Kids and Common Sports-related Dental Injuries
Whether your kid is playing a pickup game of softball in the park, competing in a travel basketball league or battling it out in the pool during a water polo match, injuries are par for the course. And dental injuries, meaning injuries to the mouth and/or teeth, are a lot more common that you may think. So what are the most common dental injuries, and how can you prevent them? Read on for more information about the top three sports-related dental injuries and how to protect your kid’s beautiful and healthy smile.
The Three Most Common Dental Injuries
1. Cracked Teeth
If your child takes a blow to the face, they could end up with a fractured or cracked tooth (or teeth). Some cracks are barely noticeable and appear crosswise across the tooth. These are superficial cracks in the enamel that dentists often call “craze lines” and may not require any repair. However, you should still take your child to see their pediatric dentist just to make sure these cracks are indeed superficial and won’t have a detrimental effect on your child’s oral health.
If your child has a crack or split that begins at the tooth’s crown (the functional part of the tooth that is visible above the gum) and extends toward the bottom of the tooth, take them to see their pediatric dentist right away.
A crack in the tooth’s outer enamel can expose the subsequent layers of the tooth, which include a hard layer and underlying soft tissue, nerves and blood vessels. If these subsequent layers are exposed, there is a very good chance that your child will experience at least one of the following symptoms:
- Sharp pain when they bite down and chew
- Pain that comes and goes throughout the day and night
- Pain while eating and drinking, especially if the food or beverage is hot or very cold
There is also a chance that your child may not experience any pain; however, you still need to take them to their pediatric dentist for an exam and treatment plan. If there is a vertical fracture in your child’s tooth, there is a possibility that the crack extends underneath the gum line and an extraction and/or root canal may need to occur.
2. Fractured Roots
If your child is hit at a certain angle while playing sports, they may have a fractured root. This means that instead of the crack starting at the top of the chewing surface and moving to the root, it begins at the root level and works its way to the tooth’s visible surface.
These fractures are often invisible and may only be detected when an infection develops – yet another reason to take your kiddo to the pediatric dentist as soon as possible after a sports-related facial injury. The severity of this type of tooth injury depends on the location of the fracture along the root, and the sooner your child is treated, most likely with a root canal, the less likely they are to have to have the tooth extracted.
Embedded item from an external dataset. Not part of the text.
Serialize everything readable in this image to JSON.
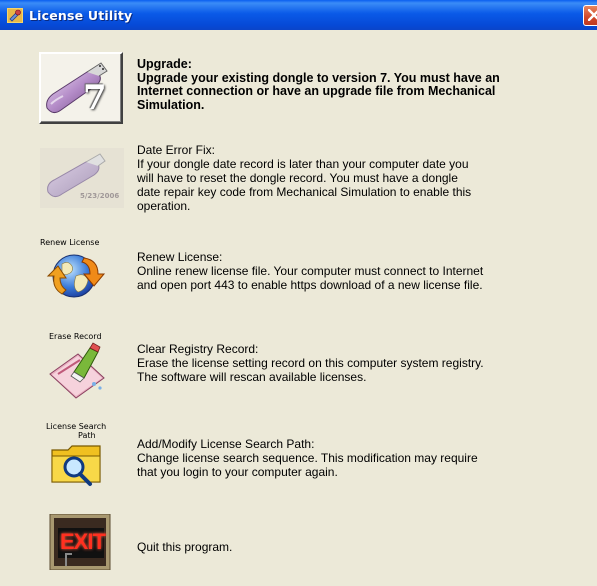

3. Tooth Intrusion
You probably associate sports-related dental injuries with teeth being cracked or knocked out; however, some injuries can push teeth back into the jawbone. This type of dental trauma is called an intrusion. Intrusions are more common in baby teeth, as children’s jawbones are not as hard as those of adults. If your child has a tooth intrusion, take them to their pediatric dentist immediately, as some very serious complications can occur, including:
- The tooth pulp being damaged beyond recovery
- Shortening of the root of the tooth
- The fusion of the injured tooth’s root to the jawbone
How to Protect Your Child’s Teeth From Sports-related Injuries
Considering all of the ways your kiddo can injure their teeth while playing sports, it is critical that you focus on preventative measures, such as the use of a mouthguard. A typical mouthguard covers the top teeth and is designed to protect against cut lips, broken teeth and other oral injuries. The National Youth Sports Safety Foundation (NYSSF) estimates that athletes who aren’t wearing mouthguards are 60 times more likely to damage their teeth while playing sports. Mouthguards are a must for kids who play any sport that involves person-to-person contact, bats, sticks or balls. There are three types of mouthguards available for your child:
- Stock mouthguards. These mouthguards are available at most sporting goods stores and are ready-to-wear right out of the package. While they are inexpensive, they may not fit your kiddo very well and might not be very comfortable to wear.
- Boil-and-bite mouthguards. This type of mouthguard is also available at most sporting goods stores; however, they provide a more customized fit than stock mouthguards. After purchase, you boil the preformed piece of plastic and then have your kiddo bit into it for a customized fit.
- Custom-made mouthguards. These mouthguards are made by your dentist either right in the office or in a specialized lab. The dentist will take an impression of your child’s teeth and the mouthguard is created to fit over the impression. Considering the customization and fabrication of these guards, they are the most expensive option. However, custom mouthguards provide the best fit and protection. And the extra cost may really be worth it when you consider that the cost of dental treatment for an injured tooth is exponentially more expensive than the cost of a top-of-the-line, custom-fitted mouthguard.
Your Child’s Pediatric Dentist is On Your Team
When your kiddo starts playing sports, it is a really good idea to ask for a consultation with their pediatric dentist for advice on how to prevent dental injuries. Your child’s pediatric dentist will work with you and your child and offer guidance on what type of mouthguard is best and if there are any other protective measures you should take to ensure that your child’s smile will remain strong and healthy.